While this article critiques the symptoms it does not claim that the trauma is unreal. Trauma manifesting itself in a culturally coded manner is not an indication of the traumas non-existence, but that the symptoms may be shaped by the understanding and expectations of those who suffer. Flashbacks as a symptom of PTSD can only occur in a culture where cinematic portrayals depict PTSD through flashbacks but it is a response that can be understood by those who suffer.


Orientalism by Said

Psychiatrist Dinesh Bhugra often points out that the term culture bound syndrome is misleading as diagnoses considered to be non-culture bound also differ in symptoms around the world. Others have also critiqued this term on the grounds that it implies ethnocentrisms orientalism or is plain wrong. The use of the term culture is contestable, does it imply culture only exists in certain parts of the world where mental illnesses do not fit into neat diagnostic categories, or does it ignore the role of culture in other mental illnesses.


Raymond Williams has argued that ‘culture’ is one of the few difficult to define words in the English language. Its use in psychiatry is no less complicated. On the one hand there are those who advocate for a deeper cultural understanding of mental illness, on the other we have those who advocate for a biologised explanation. Neither group is wrong. To say mental illness is complex is stating the obvious. Behaviour that seems bizarre in some cultures may not be to those in another culture. Even history and technology affect the manner in which symptoms manifest themselves.


In their paper ‘Flashbacks and post-traumatic stress disorder: the genesis of a 20th-century diagnosis’ Jones et al conclude.


Our findings imply that the psychopathology of trauma is not static and that culture has an impact on the expression of distressing memories. There is no single way for human beings to respond to the terrifying events of war, and the concept of a ‘universal trauma reaction’ appears flawed. We suggest that PTSD is one more phase in the continually evolving picture of human reaction to adversity.


Perhaps disorders such as Amok and PTSD are not that dissimilar then. They can only occur and be understood within a certain culture and within a certain time.


Reference and further reading:

  • A. Sumathipala, S. H. Siribaddana and Dinesh Bhugra REVIEW ARTICLE Culture-bound syndromes: the story of dhat syndrome. The British Journal of Psychiatry Feb 2004, 184 (3) 200-209; DOI: 10.1192/bjp.184.3.200
  • Crowley, J. (2014) Combat trauma is nothing like in classical antiquity – so why are we still treating it as such? The Conversation. classical-antiquity-so-why-are-we-still-treating-it-as-such-30955 (hyperlinked in article)
  • Jones, E., Vermaas, R. H., McCartney, H., Beech, C., Palmer, I., Hyams, K. and Wessely, S. (2003) ‘Flashbacks and post-traumatic stress disorder: the genesis of a 20th-century diagnosis.’ The British Journal of Psychiatry, 182(2) pp. 158- 163.
  • Ronald .C. Simons – Introduction to Culture-Bound Syndromes –
  • Williams, R. (1985) Keywords: A vocabulary of culture and society. New York: Oxford University Press.

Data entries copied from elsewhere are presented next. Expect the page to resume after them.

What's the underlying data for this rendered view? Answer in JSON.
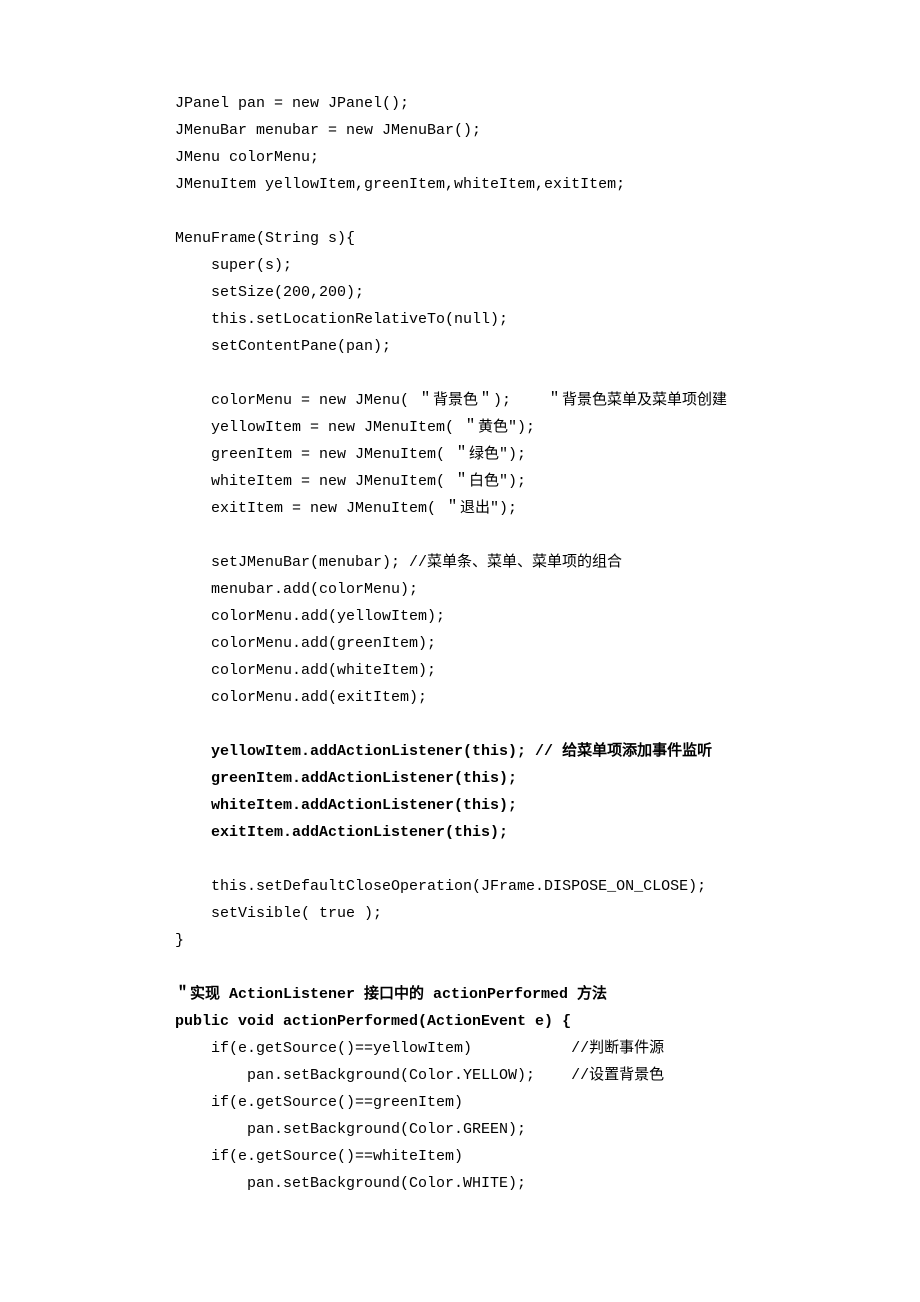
{
  "lines": [
    {
      "text": "JPanel pan = new JPanel();",
      "indent": 0,
      "bold": false
    },
    {
      "text": "JMenuBar menubar = new JMenuBar();",
      "indent": 0,
      "bold": false
    },
    {
      "text": "JMenu colorMenu;",
      "indent": 0,
      "bold": false
    },
    {
      "text": "JMenuItem yellowItem,greenItem,whiteItem,exitItem;",
      "indent": 0,
      "bold": false
    },
    {
      "text": "",
      "indent": 0,
      "bold": false
    },
    {
      "text": "MenuFrame(String s){",
      "indent": 0,
      "bold": false
    },
    {
      "text": "super(s);",
      "indent": 1,
      "bold": false
    },
    {
      "text": "setSize(200,200);",
      "indent": 1,
      "bold": false
    },
    {
      "text": "this.setLocationRelativeTo(null);",
      "indent": 1,
      "bold": false
    },
    {
      "text": "setContentPane(pan);",
      "indent": 1,
      "bold": false
    },
    {
      "text": "",
      "indent": 1,
      "bold": false
    },
    {
      "text": "colorMenu = new JMenu( ＂背景色＂);    ＂背景色菜单及菜单项创建",
      "indent": 1,
      "bold": false
    },
    {
      "text": "yellowItem = new JMenuItem( ＂黄色\");",
      "indent": 1,
      "bold": false
    },
    {
      "text": "greenItem = new JMenuItem( ＂绿色\");",
      "indent": 1,
      "bold": false
    },
    {
      "text": "whiteItem = new JMenuItem( ＂白色\");",
      "indent": 1,
      "bold": false
    },
    {
      "text": "exitItem = new JMenuItem( ＂退出\");",
      "indent": 1,
      "bold": false
    },
    {
      "text": "",
      "indent": 1,
      "bold": false
    },
    {
      "text": "setJMenuBar(menubar); //菜单条、菜单、菜单项的组合",
      "indent": 1,
      "bold": false
    },
    {
      "text": "menubar.add(colorMenu);",
      "indent": 1,
      "bold": false
    },
    {
      "text": "colorMenu.add(yellowItem);",
      "indent": 1,
      "bold": false
    },
    {
      "text": "colorMenu.add(greenItem);",
      "indent": 1,
      "bold": false
    },
    {
      "text": "colorMenu.add(whiteItem);",
      "indent": 1,
      "bold": false
    },
    {
      "text": "colorMenu.add(exitItem);",
      "indent": 1,
      "bold": false
    },
    {
      "text": "",
      "indent": 1,
      "bold": false
    },
    {
      "text": "yellowItem.addActionListener(this); // 给菜单项添加事件监听",
      "indent": 1,
      "bold": true
    },
    {
      "text": "greenItem.addActionListener(this);",
      "indent": 1,
      "bold": true
    },
    {
      "text": "whiteItem.addActionListener(this);",
      "indent": 1,
      "bold": true
    },
    {
      "text": "exitItem.addActionListener(this);",
      "indent": 1,
      "bold": true
    },
    {
      "text": "",
      "indent": 1,
      "bold": false
    },
    {
      "text": "this.setDefaultCloseOperation(JFrame.DISPOSE_ON_CLOSE);",
      "indent": 1,
      "bold": false
    },
    {
      "text": "setVisible( true );",
      "indent": 1,
      "bold": false
    },
    {
      "text": "}",
      "indent": 0,
      "bold": false
    },
    {
      "text": "",
      "indent": 0,
      "bold": false
    },
    {
      "text": "＂实现 ActionListener 接口中的 actionPerformed 方法",
      "indent": 0,
      "bold": true
    },
    {
      "text": "public void actionPerformed(ActionEvent e) {",
      "indent": 0,
      "bold": true
    },
    {
      "text": "if(e.getSource()==yellowItem)           //判断事件源",
      "indent": 1,
      "bold": false
    },
    {
      "text": "pan.setBackground(Color.YELLOW);    //设置背景色",
      "indent": 2,
      "bold": false
    },
    {
      "text": "if(e.getSource()==greenItem)",
      "indent": 1,
      "bold": false
    },
    {
      "text": "pan.setBackground(Color.GREEN);",
      "indent": 2,
      "bold": false
    },
    {
      "text": "if(e.getSource()==whiteItem)",
      "indent": 1,
      "bold": false
    },
    {
      "text": "pan.setBackground(Color.WHITE);",
      "indent": 2,
      "bold": false
    }
  ],
  "indentUnit": "    "
}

Keywords: culture bound syndromes, critical psychology

Author Biography : Sonia Soans has recently been awarded her PhD. Her interests are in psychology, gender, popular culture and cats.